Objective: The disentangling of early sensory information processing deficits and examination of their relationships to demographic and clinical factors are important steps for the validation of potential biomarkers and/or endophenotypes of schizophrenia. The aims of the present study were to characterize commonly used sensory event-related potential deficits, to determine whether they are (1) distinct from one another and (2) independently associated with important clinical characteristics. Methods: MMN, P3a and RON event-related potentials (ERP) were recorded from schizophrenia patients (SZ; n=429) and nonpsychiatric comparison subjects (NCS; n=286). Subgroup analyses on demographic and clinical variables were performed. Results: Schizophrenia patients exhibited robust ERP deficits at frontocentral electrodes (MMN: d=1.10; P3a: d=0.87; RON: d=0.77), consistent with previous studies. Each ERP component uniquely accounted for variance in amplitude and schizophrenia deficits. Amplitude reductions occurred with increasing age in both NCS and SZ patients. A small subset of patients prescribed combinations of 1st and 2nd generation antipsychotics exhibited significantly reduced MMN amplitude relative to other medication-defined subgroups. Conclusions: MMN, P3a, and RON are dissociable deficits with distinct relationships to age and medication status in schizophrenia patients, potentially reflecting divergent pathophysiological processes. Reduced MMN in patients taking multiple antipsychotic medications appear to be attributable to greater severity of symptoms and functional impairments, rather than a medication effect.

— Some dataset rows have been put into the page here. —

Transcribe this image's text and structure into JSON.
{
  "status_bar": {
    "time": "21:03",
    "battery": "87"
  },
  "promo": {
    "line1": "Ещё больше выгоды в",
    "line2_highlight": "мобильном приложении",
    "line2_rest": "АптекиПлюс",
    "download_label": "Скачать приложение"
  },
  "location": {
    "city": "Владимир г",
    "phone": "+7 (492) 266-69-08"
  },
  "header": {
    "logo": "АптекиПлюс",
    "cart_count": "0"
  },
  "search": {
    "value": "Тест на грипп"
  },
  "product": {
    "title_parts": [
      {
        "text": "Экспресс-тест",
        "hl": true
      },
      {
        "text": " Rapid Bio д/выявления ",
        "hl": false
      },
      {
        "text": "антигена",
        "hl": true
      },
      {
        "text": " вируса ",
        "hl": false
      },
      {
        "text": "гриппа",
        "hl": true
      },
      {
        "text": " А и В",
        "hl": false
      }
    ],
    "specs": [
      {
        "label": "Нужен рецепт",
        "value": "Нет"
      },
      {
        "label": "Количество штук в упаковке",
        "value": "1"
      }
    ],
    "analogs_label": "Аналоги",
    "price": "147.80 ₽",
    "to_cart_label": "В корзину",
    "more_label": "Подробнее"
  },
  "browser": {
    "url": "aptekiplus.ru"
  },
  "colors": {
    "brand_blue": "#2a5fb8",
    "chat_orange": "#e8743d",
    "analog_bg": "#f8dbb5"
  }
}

Significance: Independent information processing deficits in schizophrenia patients may differentially contribute to the commonly observed deficits in neurocognitive and psychosocial functioning.

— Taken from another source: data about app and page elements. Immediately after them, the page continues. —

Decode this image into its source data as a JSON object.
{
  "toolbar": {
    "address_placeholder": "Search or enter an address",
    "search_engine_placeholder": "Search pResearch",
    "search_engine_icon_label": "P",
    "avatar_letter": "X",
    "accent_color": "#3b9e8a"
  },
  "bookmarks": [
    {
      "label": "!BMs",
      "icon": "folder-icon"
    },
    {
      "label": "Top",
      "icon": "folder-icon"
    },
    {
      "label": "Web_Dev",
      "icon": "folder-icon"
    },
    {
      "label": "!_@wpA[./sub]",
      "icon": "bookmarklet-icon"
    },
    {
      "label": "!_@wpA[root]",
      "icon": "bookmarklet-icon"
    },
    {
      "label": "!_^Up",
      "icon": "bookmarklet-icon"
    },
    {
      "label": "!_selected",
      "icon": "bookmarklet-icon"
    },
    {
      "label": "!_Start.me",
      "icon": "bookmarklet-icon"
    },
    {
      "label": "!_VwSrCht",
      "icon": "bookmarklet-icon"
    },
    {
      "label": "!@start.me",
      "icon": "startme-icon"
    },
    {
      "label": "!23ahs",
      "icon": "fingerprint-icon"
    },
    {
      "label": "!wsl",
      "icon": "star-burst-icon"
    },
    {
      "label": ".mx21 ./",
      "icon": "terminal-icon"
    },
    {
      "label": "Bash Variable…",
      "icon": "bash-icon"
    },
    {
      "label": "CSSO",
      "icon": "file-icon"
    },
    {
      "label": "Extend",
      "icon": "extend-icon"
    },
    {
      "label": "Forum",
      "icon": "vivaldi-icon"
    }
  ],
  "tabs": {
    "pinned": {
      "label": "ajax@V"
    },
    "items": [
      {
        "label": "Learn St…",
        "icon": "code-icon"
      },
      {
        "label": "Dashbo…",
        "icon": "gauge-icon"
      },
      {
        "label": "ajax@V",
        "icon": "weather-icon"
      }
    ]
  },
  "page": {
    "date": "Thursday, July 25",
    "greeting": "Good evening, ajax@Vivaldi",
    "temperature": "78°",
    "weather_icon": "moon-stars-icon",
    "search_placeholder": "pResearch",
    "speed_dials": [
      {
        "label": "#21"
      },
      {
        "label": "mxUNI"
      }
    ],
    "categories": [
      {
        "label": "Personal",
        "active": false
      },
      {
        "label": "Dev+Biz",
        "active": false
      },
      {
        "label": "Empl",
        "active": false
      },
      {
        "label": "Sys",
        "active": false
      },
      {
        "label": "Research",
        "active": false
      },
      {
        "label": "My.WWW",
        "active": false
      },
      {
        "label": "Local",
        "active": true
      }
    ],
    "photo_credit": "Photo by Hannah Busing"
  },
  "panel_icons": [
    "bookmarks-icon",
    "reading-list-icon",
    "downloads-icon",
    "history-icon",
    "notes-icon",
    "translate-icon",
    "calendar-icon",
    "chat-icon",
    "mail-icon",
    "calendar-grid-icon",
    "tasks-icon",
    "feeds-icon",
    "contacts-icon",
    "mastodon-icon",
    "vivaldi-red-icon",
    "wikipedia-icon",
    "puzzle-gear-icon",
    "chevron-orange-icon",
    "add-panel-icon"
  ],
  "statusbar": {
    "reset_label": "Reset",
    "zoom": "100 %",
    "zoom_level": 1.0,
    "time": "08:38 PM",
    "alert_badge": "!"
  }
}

Bibliographical noteFunding Information:
This work was supported by the National Alliance for Research on Schizophrenia and Depression , and grants from the Department of Veteran Affairs (VISN 22 Mental Illness Research, Education, and Clinical Center) and National Institute of Mental Health ( MH079777 , MH042228 and MH065571 ). The authors wish to Richard Sharp for his assistance.
- Event related potentials
- Mismatch negativity
- Reorienting negativity